Your task is to copy each line of the records that includes the string "JSON".

+++++

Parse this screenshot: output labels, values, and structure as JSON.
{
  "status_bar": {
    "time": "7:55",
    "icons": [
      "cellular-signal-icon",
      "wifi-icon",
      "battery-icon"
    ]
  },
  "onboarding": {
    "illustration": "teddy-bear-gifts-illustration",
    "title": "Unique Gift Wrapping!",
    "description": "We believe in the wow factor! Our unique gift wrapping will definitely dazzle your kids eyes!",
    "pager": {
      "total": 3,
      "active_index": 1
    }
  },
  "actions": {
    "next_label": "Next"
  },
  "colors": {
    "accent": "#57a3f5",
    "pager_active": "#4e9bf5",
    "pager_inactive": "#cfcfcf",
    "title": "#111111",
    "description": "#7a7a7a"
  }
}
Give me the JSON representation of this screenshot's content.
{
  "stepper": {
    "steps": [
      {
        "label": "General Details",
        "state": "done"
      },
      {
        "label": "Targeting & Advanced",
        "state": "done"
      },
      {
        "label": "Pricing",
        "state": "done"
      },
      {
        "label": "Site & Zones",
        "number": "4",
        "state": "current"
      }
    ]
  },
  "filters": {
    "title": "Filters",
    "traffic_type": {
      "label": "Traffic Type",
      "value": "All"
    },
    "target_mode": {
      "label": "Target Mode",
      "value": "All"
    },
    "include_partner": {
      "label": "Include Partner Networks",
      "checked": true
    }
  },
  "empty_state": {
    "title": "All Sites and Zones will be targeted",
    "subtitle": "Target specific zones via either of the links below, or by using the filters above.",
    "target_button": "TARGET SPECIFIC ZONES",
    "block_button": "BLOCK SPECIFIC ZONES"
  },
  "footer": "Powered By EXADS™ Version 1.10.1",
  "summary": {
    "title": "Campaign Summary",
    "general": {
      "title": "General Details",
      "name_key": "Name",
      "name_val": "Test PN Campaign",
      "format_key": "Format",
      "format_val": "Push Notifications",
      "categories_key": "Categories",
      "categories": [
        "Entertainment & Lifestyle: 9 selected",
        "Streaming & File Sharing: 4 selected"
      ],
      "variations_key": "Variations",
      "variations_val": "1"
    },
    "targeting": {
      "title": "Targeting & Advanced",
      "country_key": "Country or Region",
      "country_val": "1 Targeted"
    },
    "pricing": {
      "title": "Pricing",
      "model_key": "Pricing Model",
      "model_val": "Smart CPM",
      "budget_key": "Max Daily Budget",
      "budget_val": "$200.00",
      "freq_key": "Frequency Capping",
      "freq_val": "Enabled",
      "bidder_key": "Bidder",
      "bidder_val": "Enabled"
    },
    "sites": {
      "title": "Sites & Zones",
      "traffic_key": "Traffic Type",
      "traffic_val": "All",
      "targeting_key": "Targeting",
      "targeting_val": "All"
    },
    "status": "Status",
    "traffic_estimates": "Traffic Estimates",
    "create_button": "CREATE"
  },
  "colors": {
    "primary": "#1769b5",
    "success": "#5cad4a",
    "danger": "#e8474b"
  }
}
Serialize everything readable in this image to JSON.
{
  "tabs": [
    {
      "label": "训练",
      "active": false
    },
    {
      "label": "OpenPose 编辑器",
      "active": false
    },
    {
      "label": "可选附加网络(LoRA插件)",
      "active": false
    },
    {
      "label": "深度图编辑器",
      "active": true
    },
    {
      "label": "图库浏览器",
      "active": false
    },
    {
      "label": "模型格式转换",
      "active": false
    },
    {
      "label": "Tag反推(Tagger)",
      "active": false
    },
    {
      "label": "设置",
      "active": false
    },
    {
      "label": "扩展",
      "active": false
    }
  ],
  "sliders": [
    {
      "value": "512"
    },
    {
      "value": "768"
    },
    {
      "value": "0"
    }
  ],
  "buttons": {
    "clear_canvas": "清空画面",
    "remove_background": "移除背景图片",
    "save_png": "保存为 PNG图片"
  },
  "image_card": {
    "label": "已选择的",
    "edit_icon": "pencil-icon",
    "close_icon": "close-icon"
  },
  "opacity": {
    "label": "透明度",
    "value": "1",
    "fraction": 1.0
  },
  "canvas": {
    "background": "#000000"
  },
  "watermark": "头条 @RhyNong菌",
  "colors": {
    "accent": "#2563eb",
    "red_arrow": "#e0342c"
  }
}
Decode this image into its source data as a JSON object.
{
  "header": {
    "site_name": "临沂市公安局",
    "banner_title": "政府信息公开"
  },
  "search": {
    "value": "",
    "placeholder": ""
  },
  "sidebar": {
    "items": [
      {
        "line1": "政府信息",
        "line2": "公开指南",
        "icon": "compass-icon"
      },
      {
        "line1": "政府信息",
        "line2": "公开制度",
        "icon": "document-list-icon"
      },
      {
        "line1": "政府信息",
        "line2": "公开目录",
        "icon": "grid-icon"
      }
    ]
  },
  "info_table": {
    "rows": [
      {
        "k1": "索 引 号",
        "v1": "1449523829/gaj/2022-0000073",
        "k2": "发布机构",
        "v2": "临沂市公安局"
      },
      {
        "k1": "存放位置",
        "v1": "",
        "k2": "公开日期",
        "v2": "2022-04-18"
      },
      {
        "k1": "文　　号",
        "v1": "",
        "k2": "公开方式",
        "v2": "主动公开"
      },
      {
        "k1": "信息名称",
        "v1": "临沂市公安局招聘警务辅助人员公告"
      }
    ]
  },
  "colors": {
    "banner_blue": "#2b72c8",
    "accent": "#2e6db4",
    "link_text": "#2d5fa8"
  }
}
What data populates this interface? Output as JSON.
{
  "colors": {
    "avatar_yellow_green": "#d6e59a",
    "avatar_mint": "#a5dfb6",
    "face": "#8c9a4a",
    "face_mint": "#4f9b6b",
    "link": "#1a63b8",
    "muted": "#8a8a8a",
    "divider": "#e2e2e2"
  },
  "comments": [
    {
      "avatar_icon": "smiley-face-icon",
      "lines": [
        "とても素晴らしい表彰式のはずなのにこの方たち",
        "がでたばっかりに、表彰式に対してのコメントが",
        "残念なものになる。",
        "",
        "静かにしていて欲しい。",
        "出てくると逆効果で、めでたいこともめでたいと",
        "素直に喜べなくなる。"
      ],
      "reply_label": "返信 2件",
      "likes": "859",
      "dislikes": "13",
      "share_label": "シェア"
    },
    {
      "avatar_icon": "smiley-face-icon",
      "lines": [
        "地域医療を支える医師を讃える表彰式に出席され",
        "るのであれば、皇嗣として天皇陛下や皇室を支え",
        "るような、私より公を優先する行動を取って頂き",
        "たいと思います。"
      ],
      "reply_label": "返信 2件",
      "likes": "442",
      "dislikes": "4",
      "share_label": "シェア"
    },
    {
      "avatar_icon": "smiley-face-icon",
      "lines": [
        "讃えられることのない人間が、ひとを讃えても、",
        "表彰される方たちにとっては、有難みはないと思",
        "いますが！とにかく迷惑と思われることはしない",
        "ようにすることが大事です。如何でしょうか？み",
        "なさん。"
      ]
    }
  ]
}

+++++

● TASK RESPONSE
Parse this screenshot: output labels, values, and structure as JSON.
Give me the JSON representation of this screenshot's content.
Serialize everything readable in this image to JSON.
Decode this image into its source data as a JSON object.
What data populates this interface? Output as JSON.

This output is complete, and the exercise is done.